In the early days of shared hosting the cost of putting up a website was out of the reach of the average person. Costing between $25 to $100 per month. However, with the creation of hosting control panels such as Plesk & cPanel in addition to lower hardware costs the price of shared hosting has dropped. It is not uncommon to see web hosts offering $1 per month hosting, but I do caution you. At this price there are some catches. Some hosts will give you that price as an introductory special and then it would go up to the regular monthly price once the renewal period is reached.

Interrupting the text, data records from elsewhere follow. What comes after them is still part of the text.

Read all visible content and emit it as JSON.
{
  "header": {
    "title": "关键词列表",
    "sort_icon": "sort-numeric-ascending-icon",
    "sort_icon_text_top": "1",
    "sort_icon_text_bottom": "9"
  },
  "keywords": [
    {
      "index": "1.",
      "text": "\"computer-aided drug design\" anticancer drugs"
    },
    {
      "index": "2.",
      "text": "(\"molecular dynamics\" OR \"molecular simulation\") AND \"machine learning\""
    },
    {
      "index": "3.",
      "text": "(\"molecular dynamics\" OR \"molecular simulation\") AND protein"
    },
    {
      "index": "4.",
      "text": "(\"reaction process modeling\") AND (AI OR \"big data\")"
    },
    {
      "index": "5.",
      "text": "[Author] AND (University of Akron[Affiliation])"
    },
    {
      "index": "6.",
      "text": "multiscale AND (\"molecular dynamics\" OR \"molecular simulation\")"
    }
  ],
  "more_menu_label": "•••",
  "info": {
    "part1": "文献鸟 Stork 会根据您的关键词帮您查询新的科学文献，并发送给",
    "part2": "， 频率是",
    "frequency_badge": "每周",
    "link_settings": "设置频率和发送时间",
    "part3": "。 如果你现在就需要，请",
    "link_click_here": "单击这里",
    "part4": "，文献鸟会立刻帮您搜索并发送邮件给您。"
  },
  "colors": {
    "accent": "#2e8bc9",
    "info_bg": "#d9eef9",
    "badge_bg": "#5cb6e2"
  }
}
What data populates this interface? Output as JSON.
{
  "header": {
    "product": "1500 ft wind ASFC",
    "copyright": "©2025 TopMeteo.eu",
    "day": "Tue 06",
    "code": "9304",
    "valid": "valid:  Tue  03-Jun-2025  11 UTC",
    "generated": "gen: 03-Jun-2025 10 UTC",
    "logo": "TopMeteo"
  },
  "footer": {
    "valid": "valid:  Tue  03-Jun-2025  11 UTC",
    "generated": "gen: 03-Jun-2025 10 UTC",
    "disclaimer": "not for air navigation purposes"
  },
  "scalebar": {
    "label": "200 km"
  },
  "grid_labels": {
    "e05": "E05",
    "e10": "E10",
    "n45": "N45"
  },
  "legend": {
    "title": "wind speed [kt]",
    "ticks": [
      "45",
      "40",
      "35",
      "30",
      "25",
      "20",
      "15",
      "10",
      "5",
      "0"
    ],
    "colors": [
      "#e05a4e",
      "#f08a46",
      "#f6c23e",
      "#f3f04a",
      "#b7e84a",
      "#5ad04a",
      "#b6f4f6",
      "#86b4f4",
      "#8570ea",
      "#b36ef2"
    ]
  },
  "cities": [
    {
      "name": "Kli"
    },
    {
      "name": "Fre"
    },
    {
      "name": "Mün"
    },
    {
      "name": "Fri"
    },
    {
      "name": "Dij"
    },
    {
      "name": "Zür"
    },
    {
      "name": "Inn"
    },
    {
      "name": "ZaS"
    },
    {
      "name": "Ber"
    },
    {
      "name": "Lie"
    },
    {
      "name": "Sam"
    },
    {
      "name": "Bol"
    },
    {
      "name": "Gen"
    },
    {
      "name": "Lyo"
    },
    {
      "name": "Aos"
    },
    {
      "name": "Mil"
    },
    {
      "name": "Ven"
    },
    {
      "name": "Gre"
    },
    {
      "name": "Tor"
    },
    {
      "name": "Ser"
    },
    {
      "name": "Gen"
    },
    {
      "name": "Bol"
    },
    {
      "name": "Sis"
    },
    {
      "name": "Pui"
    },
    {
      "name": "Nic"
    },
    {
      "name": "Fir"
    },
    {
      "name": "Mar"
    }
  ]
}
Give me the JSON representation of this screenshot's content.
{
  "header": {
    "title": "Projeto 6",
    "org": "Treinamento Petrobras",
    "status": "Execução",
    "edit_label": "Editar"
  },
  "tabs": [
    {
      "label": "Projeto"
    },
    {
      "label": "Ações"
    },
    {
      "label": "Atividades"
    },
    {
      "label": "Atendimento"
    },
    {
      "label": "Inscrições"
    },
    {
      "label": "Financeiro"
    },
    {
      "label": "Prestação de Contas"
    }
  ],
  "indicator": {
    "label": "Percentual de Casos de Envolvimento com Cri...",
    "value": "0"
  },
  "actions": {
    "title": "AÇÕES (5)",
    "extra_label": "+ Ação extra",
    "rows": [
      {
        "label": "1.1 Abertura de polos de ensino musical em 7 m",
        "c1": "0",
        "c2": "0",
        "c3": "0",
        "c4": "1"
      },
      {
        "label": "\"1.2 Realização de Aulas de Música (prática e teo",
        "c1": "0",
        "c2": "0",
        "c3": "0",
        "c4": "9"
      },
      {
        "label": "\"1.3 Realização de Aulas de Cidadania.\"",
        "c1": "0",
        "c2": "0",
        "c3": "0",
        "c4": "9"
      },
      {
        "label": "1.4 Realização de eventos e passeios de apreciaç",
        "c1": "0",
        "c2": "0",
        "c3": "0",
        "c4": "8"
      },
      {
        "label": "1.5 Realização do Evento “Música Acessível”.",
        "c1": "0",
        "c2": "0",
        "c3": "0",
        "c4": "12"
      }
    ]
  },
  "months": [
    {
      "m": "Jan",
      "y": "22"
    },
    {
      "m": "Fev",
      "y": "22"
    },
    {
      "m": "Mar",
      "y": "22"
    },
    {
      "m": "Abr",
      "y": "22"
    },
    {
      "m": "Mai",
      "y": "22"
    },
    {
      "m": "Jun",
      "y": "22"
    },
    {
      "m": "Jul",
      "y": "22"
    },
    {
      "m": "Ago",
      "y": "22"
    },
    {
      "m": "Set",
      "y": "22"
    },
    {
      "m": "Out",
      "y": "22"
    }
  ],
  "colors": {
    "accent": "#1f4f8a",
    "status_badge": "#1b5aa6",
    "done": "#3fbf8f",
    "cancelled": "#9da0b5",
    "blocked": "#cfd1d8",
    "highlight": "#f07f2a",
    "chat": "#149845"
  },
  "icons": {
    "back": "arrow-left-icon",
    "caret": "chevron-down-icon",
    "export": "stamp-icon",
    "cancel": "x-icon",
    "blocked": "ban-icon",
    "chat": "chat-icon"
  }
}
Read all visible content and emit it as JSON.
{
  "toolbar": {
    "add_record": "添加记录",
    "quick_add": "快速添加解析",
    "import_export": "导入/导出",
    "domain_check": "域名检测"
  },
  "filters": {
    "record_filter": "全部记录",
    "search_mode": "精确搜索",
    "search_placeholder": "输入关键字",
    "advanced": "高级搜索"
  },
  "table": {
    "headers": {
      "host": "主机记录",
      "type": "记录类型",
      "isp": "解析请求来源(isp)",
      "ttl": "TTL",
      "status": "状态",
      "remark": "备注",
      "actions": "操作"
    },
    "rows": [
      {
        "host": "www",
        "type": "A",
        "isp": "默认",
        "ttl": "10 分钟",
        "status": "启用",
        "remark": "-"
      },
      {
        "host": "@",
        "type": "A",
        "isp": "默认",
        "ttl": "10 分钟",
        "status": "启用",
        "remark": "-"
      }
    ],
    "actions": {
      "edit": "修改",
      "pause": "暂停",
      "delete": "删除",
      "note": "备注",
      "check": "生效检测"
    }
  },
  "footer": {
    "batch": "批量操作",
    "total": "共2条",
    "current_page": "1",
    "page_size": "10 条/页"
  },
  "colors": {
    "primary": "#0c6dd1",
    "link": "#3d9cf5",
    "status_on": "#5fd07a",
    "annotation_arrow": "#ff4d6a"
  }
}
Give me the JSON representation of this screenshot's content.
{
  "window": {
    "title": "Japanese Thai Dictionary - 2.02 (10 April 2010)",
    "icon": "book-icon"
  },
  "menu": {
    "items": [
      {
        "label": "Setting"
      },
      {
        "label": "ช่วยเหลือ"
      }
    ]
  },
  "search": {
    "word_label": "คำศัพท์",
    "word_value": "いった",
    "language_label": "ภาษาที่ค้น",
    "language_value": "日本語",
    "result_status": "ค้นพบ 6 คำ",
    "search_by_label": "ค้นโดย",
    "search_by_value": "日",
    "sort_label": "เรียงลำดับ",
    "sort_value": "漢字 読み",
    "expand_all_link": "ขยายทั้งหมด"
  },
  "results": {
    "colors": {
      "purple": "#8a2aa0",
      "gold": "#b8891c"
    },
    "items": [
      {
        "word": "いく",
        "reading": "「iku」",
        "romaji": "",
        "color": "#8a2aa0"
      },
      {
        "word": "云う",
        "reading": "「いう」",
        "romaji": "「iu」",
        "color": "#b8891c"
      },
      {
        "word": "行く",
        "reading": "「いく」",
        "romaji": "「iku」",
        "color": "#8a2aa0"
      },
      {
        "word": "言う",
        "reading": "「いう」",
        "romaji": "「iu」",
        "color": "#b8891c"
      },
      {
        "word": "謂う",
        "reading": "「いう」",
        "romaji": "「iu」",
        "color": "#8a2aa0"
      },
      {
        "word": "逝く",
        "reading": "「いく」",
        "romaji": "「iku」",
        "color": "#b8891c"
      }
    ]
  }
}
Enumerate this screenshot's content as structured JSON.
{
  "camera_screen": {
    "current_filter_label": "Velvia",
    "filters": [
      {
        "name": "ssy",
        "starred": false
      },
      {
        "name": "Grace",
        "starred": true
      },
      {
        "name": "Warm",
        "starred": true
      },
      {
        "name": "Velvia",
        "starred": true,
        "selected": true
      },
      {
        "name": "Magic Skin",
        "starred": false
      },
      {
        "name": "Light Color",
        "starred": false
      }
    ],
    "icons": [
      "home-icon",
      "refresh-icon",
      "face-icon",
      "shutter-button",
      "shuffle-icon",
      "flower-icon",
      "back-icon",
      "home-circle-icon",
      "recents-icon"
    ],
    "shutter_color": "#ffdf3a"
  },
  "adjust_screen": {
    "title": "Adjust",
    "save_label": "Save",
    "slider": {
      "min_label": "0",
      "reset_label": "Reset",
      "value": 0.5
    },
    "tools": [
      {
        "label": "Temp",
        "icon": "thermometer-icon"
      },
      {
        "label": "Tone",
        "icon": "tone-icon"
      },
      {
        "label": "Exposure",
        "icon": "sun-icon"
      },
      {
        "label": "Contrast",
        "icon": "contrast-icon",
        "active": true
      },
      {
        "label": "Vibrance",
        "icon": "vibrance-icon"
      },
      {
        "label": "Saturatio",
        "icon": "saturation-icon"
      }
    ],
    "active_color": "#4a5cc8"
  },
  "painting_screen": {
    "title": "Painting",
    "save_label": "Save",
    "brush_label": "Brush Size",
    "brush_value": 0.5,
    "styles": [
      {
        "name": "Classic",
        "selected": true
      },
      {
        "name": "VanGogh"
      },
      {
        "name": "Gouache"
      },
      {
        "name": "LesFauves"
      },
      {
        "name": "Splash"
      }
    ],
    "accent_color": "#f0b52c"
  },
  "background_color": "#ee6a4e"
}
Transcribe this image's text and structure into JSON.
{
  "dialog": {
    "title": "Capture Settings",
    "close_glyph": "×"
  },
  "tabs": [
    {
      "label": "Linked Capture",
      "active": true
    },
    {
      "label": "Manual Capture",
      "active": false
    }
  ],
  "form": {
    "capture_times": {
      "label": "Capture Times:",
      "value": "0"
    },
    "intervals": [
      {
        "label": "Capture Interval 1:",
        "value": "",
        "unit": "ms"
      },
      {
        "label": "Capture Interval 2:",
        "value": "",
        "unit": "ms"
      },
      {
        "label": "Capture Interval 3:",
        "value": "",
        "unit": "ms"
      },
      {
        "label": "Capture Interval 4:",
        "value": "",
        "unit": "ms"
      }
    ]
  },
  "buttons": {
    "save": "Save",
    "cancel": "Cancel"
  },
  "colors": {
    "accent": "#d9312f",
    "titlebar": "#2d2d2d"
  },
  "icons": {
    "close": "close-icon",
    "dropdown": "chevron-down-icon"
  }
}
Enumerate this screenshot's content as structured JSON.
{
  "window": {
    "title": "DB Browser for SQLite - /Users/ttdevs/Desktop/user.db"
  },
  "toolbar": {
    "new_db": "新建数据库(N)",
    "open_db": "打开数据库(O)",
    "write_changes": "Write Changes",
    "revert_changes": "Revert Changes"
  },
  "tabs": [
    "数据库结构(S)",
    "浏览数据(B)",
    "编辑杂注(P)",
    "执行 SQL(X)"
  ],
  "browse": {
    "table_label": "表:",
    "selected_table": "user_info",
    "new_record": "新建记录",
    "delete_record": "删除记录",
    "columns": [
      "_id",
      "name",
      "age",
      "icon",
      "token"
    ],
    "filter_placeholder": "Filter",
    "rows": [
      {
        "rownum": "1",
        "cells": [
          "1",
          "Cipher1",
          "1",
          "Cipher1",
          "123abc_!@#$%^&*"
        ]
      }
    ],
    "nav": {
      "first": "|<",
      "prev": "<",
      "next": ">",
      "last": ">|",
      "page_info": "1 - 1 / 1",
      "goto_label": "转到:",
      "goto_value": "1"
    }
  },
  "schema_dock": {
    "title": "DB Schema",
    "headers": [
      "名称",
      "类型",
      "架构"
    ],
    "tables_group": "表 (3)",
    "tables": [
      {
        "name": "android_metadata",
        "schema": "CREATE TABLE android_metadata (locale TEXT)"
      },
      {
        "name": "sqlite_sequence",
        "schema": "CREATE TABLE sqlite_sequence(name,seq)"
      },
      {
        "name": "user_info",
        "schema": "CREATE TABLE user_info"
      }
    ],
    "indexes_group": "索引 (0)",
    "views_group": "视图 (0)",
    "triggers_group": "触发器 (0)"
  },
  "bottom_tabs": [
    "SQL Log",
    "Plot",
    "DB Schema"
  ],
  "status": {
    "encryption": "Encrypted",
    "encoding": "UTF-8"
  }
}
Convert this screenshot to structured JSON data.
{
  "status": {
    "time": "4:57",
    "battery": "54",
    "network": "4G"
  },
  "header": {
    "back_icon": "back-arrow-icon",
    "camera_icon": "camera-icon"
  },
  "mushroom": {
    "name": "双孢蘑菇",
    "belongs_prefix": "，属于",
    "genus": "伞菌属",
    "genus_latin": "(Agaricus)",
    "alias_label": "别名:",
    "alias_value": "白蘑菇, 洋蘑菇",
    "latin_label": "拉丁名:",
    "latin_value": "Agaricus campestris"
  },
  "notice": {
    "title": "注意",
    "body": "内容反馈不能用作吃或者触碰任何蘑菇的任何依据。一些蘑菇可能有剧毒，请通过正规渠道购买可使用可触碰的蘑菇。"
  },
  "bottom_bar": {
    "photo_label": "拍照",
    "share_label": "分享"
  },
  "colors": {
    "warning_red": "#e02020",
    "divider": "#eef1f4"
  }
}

The other problem is with hosts that sell at this price, but oversell under powered dedicated servers that have consistent issues with downtime and lag. I am pretty sure you do not want that as problem for your website. It kind of makes it hard to get people who visit your website to take you seriously.
Shared web hosting plans can be easy to use, even when you are a new website owner that has little to no experience. Many offer “one-click” application installers for scripts such as WordPress, that can have you up and running in a matter of minutes, barring designing and adding information.
Security is another issue
Everything that pertains to the maintenance of the web server is the responsibility of the hosting company – this includes the security of the server. However, as hard as most web hosting providers work to keep their servers secure there is a big issue that they face….. the websites themselves. Website owners in a shared hosting platform can find themselves at the mercy of other website owners. When one website becomes the victim of a malicious hacker it is easier for this to spread to other websites that operate on the same web server.
Since you are on a shared server there are normally no options for you to install your own firewalls and anti-malware. There are, however, options to purchase anti-malware plans that allow you to scan your website on a daily basis to ensure that you do not become a victim.
Who is shared web hosting best for?
As we stated before it is best suited for small sites that get a relatively small volume of traffic to their website and do not need huge amounts of physical resources such as RAM or CPU’s.
As your website grows make sure you can grow your hosting as well. It will eventually become important that you upgrade to a Virtual Private Server (VPS) or even a dedicated server. While the cost is higher, the returns will normally be higher as well as you are not competing for resources and your customers notice an increase in the speed of your page loads. This can definitely translate into higher sales volumes.
However, with low costs shared web hosting is a great and affordable way to start your online website adventure.